Saturated Fat


Last update date: November 06, 2023

Saturated fat, is a dietary fat that is one of the unhealthy fats and is solid at room temperature. The lesser the amount on food labels the better.

Frequently Asked Questions


What is Saturated Fat?

A saturated fat is essentially a collection of small fat particles held together by chemical bonds that link them together securely, making them denser than unsaturated fats. They are mainly present in animal products, especially meat, milk, and eggs, though a handful of plant oils, like coconut and palm kernel oil, also contain significant amounts. Numerous studies suggest that having an excessive amount of saturated fat in one's diet may cause serious problems, such as raising harmful LDL cholesterol levels and escalating the danger of cardiovascular diseases


Are there any health benefits to saturated fat?

Saturated fat, when consumed in moderation, can have several positive impacts on your health. Here are some key benefits: Saturated fat helps your body absorb fat-soluble vitamins A, D, E, and K. These vitamins are essential for various bodily functions, including maintaining healthy skin, supporting immune function, and promoting proper blood clotting. Saturated fat aids in the body's synthesis of essential fatty acids. These fatty acids play crucial roles in brain function, hormone production, and overall cell health. Saturated fat promotes the absorption of calcium, which is vital for maintaining strong bones and teeth. Adequate calcium levels are especially important for growing children, older adults, and individuals at risk of osteoporosis. About 60% of your brain is made up of fat, and approximately 50% of that fat is saturated. Saturated fat is essential for proper brain development, cognition, and overall brain health. Consuming a low-carb high-fat diet can increase the size of LDL particles, which may lower the risk of heart disease. Larger LDL particles are considered less harmful than smaller one


What is negative impact of Saturated Fat?

While saturated fat is necessary for certain bodily functions, consuming an excessive amount can have negative effects on your health. Here are some potential drawbacks: If your diet contains too much saturated fat, it can lead to an increase in both high-density lipoprotein (HDL) and low-density lipoprotein (LDL) cholesterol levels. High LDL cholesterol can contribute to the formation of fatty deposits in your blood vessels, making it harder for blood to flow smoothly. If one of these deposits ruptures, it can lead to a clot, potentially causing a stroke or heart attack. To maintain a healthy heart and overall well-being, it is important to limit your intake of saturated fat and focus on a balanced diet.


Who should avoid Saturated Fat?

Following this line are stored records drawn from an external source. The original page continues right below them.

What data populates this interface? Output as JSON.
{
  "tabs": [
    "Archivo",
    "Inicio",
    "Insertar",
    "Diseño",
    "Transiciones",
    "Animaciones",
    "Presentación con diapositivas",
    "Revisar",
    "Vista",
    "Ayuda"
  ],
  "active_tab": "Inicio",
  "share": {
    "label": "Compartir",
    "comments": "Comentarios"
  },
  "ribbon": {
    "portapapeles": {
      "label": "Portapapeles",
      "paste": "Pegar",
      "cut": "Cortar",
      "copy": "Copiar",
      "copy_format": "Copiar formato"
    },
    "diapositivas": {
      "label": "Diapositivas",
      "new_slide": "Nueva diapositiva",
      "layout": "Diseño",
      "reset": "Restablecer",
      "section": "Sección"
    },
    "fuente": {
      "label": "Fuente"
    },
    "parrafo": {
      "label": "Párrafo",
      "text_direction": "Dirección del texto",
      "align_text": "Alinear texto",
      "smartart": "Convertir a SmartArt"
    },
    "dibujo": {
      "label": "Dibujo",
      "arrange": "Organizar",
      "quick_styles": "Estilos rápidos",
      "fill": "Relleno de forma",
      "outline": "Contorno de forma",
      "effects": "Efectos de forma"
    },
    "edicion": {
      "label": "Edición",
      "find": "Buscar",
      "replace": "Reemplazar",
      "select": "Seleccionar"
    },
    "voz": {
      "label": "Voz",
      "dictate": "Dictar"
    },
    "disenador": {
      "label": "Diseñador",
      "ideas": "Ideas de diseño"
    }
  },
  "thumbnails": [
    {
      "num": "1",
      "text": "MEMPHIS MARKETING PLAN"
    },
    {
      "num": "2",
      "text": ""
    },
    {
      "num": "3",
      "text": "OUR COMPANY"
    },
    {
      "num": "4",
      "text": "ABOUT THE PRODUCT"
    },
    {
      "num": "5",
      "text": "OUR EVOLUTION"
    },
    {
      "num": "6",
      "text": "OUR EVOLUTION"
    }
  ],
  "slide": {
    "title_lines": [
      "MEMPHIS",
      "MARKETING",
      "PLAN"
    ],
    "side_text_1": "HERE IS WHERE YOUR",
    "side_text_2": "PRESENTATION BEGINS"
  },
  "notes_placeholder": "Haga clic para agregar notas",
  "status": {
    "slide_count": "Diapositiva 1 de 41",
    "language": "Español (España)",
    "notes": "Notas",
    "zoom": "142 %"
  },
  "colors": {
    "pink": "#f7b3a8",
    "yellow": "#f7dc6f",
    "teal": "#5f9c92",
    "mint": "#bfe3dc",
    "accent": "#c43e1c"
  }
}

People with preexisting medical conditions, including those living with heart disease and high cholesterol, need to take extra caution regarding saturated fat intake. These individuals might experience aggravation of symptoms if they consume too much saturated fat in their diets. In particular, high levels of saturated fat can make heart troubles worse and even exacerbate the likelihood of developing more cardiac concerns. Those with high cholesterol could face similar consequences due to saturated fat prompting increases in "bad" LDL cholesterol levels. Given these dangers, consultation with doctors and practicing moderation in saturated fat consumption (if necessary) remain important considerations.


Which foods are high in saturated fat?

Saturated fat can be found in certain foods that we often consume. Here are some examples: Red Meat: Beef, lamb, and pork have saturated fat. Choose lean cuts or eat less red meat to reduce saturated fat. Full Fat Dairy Products: Whole milk, cheese, butter, and cream contain saturated fat. Opt for low-fat or fat-free dairy options. Coconut Oil: Coconut oil has saturated fat. Use it sparingly in cooking or baking. Ice Cream: Ice cream is tasty but has saturated fat. Try low-fat or reduced-fat ice cream. Baked Goods: Cakes, pastries, cookies, and pies often have saturated fats from butter or margarine. Enjoy them in moderation or choose healthier alternatives. Remember to be mindful of how much saturated fat you consume and consider healthier choices whenever you can.


What is a healthy amount of saturated fat?

If an individual requires a daily intake of around 2,000 calories, it is advisable to limit saturated fat to no more than 120 calories. that is roughly 13gm of saturated fat in a day.

Contact-background image

Still have doubts?

Don’t worry we got you!

Contact Us